REQUIRED WORK: Write out every record again, exactly.

INFORMATION SUPPLIED:

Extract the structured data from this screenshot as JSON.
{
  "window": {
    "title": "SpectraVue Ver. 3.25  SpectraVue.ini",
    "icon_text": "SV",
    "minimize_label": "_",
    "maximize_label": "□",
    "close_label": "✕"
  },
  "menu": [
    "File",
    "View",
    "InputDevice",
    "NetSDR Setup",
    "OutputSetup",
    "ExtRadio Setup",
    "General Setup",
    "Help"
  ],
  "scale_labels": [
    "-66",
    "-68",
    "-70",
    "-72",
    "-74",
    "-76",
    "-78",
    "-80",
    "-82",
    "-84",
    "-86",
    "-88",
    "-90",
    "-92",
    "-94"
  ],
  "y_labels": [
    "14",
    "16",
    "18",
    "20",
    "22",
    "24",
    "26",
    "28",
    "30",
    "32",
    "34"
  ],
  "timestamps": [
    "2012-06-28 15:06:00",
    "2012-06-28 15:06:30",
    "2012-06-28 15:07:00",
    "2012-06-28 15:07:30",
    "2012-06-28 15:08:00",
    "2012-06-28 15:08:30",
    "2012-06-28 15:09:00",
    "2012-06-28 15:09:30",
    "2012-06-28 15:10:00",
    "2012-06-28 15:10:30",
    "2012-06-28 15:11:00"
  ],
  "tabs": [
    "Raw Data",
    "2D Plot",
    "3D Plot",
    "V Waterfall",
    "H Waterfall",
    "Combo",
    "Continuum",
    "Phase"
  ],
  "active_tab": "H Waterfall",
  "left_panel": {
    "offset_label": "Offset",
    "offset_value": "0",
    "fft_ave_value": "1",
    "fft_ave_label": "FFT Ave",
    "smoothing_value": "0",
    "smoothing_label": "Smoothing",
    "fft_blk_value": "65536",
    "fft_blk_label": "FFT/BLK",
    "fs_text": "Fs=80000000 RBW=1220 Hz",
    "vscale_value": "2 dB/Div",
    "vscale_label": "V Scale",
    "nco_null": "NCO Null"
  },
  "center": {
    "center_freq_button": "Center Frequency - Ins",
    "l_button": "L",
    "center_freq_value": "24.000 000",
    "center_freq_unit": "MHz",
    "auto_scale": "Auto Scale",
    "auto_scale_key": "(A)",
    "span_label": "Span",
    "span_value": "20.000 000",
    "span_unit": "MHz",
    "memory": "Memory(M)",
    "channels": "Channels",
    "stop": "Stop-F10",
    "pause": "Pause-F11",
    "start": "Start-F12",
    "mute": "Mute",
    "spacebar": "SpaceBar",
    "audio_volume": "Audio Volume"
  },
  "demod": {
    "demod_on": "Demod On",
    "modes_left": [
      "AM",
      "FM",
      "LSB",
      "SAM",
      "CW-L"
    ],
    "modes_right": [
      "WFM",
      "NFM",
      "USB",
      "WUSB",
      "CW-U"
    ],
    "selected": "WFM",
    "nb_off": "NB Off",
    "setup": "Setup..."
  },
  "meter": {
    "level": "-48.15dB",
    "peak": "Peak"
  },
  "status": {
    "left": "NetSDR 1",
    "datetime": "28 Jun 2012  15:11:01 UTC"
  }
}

SOLUTION TO THE PROBLEM:
Extract the structured data from this screenshot as JSON.
{
  "window": {
    "title": "SpectraVue Ver. 3.25  SpectraVue.ini",
    "icon_text": "SV",
    "minimize_label": "_",
    "maximize_label": "□",
    "close_label": "✕"
  },
  "menu": [
    "File",
    "View",
    "InputDevice",
    "NetSDR Setup",
    "OutputSetup",
    "ExtRadio Setup",
    "General Setup",
    "Help"
  ],
  "scale_labels": [
    "-66",
    "-68",
    "-70",
    "-72",
    "-74",
    "-76",
    "-78",
    "-80",
    "-82",
    "-84",
    "-86",
    "-88",
    "-90",
    "-92",
    "-94"
  ],
  "y_labels": [
    "14",
    "16",
    "18",
    "20",
    "22",
    "24",
    "26",
    "28",
    "30",
    "32",
    "34"
  ],
  "timestamps": [
    "2012-06-28 15:06:00",
    "2012-06-28 15:06:30",
    "2012-06-28 15:07:00",
    "2012-06-28 15:07:30",
    "2012-06-28 15:08:00",
    "2012-06-28 15:08:30",
    "2012-06-28 15:09:00",
    "2012-06-28 15:09:30",
    "2012-06-28 15:10:00",
    "2012-06-28 15:10:30",
    "2012-06-28 15:11:00"
  ],
  "tabs": [
    "Raw Data",
    "2D Plot",
    "3D Plot",
    "V Waterfall",
    "H Waterfall",
    "Combo",
    "Continuum",
    "Phase"
  ],
  "active_tab": "H Waterfall",
  "left_panel": {
    "offset_label": "Offset",
    "offset_value": "0",
    "fft_ave_value": "1",
    "fft_ave_label": "FFT Ave",
    "smoothing_value": "0",
    "smoothing_label": "Smoothing",
    "fft_blk_value": "65536",
    "fft_blk_label": "FFT/BLK",
    "fs_text": "Fs=80000000 RBW=1220 Hz",
    "vscale_value": "2 dB/Div",
    "vscale_label": "V Scale",
    "nco_null": "NCO Null"
  },
  "center": {
    "center_freq_button": "Center Frequency - Ins",
    "l_button": "L",
    "center_freq_value": "24.000 000",
    "center_freq_unit": "MHz",
    "auto_scale": "Auto Scale",
    "auto_scale_key": "(A)",
    "span_label": "Span",
    "span_value": "20.000 000",
    "span_unit": "MHz",
    "memory": "Memory(M)",
    "channels": "Channels",
    "stop": "Stop-F10",
    "pause": "Pause-F11",
    "start": "Start-F12",
    "mute": "Mute",
    "spacebar": "SpaceBar",
    "audio_volume": "Audio Volume"
  },
  "demod": {
    "demod_on": "Demod On",
    "modes_left": [
      "AM",
      "FM",
      "LSB",
      "SAM",
      "CW-L"
    ],
    "modes_right": [
      "WFM",
      "NFM",
      "USB",
      "WUSB",
      "CW-U"
    ],
    "selected": "WFM",
    "nb_off": "NB Off",
    "setup": "Setup..."
  },
  "meter": {
    "level": "-48.15dB",
    "peak": "Peak"
  },
  "status": {
    "left": "NetSDR 1",
    "datetime": "28 Jun 2012  15:11:01 UTC"
  }
}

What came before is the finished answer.